MSPs can involve different numbers of stakeholder groups of different degrees of diversity. They should involve at least three stakeholder groups, as this causes the groups to dialogue and not two parties to confront. The number can rise, depending on the respective issues, purposes, resources, and definitions of various stakeholder groups being used. With increasing diversity, stakeholder communications become more difficult, but processes can also be more powerful, if they work well.

Making effective use of diversity is an important goal and purpose of MSPs – that is, making use of all resources available to a group. Decisions taken by a large number of groups enjoy higher credibility, particularly if the groups are highly diverse.
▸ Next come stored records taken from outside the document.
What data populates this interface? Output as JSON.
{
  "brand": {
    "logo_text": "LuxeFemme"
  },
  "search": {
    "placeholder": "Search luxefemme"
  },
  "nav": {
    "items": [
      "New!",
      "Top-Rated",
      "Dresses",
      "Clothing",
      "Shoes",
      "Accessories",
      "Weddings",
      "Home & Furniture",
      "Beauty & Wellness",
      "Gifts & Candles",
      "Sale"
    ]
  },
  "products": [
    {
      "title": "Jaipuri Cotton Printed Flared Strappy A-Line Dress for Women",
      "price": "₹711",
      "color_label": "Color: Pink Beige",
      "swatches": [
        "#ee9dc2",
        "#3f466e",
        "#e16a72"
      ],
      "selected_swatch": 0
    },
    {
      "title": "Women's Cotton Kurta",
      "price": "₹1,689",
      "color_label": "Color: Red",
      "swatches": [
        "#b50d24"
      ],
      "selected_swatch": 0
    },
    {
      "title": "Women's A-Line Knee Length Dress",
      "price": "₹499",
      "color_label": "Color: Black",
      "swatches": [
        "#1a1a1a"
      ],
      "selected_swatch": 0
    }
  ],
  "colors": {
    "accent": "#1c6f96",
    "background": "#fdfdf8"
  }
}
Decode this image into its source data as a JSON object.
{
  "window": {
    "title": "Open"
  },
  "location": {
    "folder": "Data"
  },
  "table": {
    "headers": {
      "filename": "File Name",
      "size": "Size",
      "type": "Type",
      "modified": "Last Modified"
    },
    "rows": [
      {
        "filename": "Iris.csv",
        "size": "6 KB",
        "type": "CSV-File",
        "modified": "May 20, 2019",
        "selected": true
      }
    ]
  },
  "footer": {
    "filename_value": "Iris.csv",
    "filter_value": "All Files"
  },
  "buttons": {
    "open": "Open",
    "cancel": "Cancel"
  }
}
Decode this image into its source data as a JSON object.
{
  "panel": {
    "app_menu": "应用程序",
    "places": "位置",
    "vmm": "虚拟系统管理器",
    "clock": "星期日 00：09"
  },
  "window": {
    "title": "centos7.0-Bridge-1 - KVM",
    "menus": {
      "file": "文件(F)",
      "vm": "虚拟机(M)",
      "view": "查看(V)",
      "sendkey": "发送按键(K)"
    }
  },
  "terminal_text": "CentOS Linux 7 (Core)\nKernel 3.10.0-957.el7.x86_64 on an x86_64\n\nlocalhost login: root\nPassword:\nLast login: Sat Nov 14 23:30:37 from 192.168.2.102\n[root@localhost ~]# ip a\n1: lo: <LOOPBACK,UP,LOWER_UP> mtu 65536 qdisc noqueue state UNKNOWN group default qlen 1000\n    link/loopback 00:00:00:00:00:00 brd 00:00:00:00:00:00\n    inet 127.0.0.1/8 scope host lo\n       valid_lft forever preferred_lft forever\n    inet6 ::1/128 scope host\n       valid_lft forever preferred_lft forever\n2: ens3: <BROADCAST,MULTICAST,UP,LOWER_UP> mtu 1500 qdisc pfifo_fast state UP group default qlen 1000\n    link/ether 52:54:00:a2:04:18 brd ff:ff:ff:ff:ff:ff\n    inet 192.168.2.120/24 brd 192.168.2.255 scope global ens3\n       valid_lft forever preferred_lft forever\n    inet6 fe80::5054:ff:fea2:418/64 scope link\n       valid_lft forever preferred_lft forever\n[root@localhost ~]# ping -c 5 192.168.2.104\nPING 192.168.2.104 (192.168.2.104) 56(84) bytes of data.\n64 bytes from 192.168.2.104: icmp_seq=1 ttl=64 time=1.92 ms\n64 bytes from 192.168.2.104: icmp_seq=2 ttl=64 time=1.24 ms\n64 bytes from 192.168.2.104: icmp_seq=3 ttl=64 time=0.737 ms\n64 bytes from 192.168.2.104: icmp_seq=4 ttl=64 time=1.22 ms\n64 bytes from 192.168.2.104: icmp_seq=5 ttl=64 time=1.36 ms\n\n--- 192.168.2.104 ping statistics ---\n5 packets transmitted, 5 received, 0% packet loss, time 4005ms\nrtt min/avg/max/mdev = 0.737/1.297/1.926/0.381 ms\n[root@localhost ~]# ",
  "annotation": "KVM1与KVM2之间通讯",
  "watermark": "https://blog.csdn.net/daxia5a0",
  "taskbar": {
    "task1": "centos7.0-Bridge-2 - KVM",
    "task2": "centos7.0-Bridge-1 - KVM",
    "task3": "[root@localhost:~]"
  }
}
To make effective use of the potential benefits of diversity requires careful group composition, transparency, equity, agreed procedures of communication and decision-making, and a first stage of carefully identifying all views.

Local Agenda 21 processes should ideally involve all Major Groups as of Agenda 21; Stakeholder Dialogues at the Commission on Sustainable Development have involved four or five stakeholder groups (plus governments). The Ministerial Dialogues in Bergen, Norway (September 2000) involved four stakeholder groups during the preparations (local authorities, business, trade unions, NGOs) – with women providing input into the NGO paper, and six stakeholder groups at the Dialogues themselves (local authorities, business, trade unions, NGOs, women, Indigenous Peoples), plus governments.

As issues of sustainable development are of high levels of complexity and affect a great number of stakeholders, a high degree of diversity of MSPs is desirable. However, there are practical limitations with regard to numbers of groups and representatives participating at meetings. Decisions on size and composition need to be dealt with creatively and constructively, guided by the focus and objective of the MSP.

Finally, when designing MSPs one needs to keep in mind that stakeholder groups are by no means homogenous social categories. Women, for example, differ with regard to region, profession, income level, age and political viewpoints. NGOs differ with regard to the issues they are working on, their size and the level at which they operate (some engage in advocacy while others do practical work), and their preparedness to engage in multi-stakeholder processes. The same applies more or less to all stakeholder groups. Identifying MSP participants should therefore not be designed merely on the basis of the nine Major Groups as of Agenda 21. In many cases, "customised" definitions of the group relevant stakeholders should be developed to take account of these and related differences.

 

[1] see Canadian Round-tables 1993:7  

 

 

Contact Minu Hemmati and Felix Dodds for further information.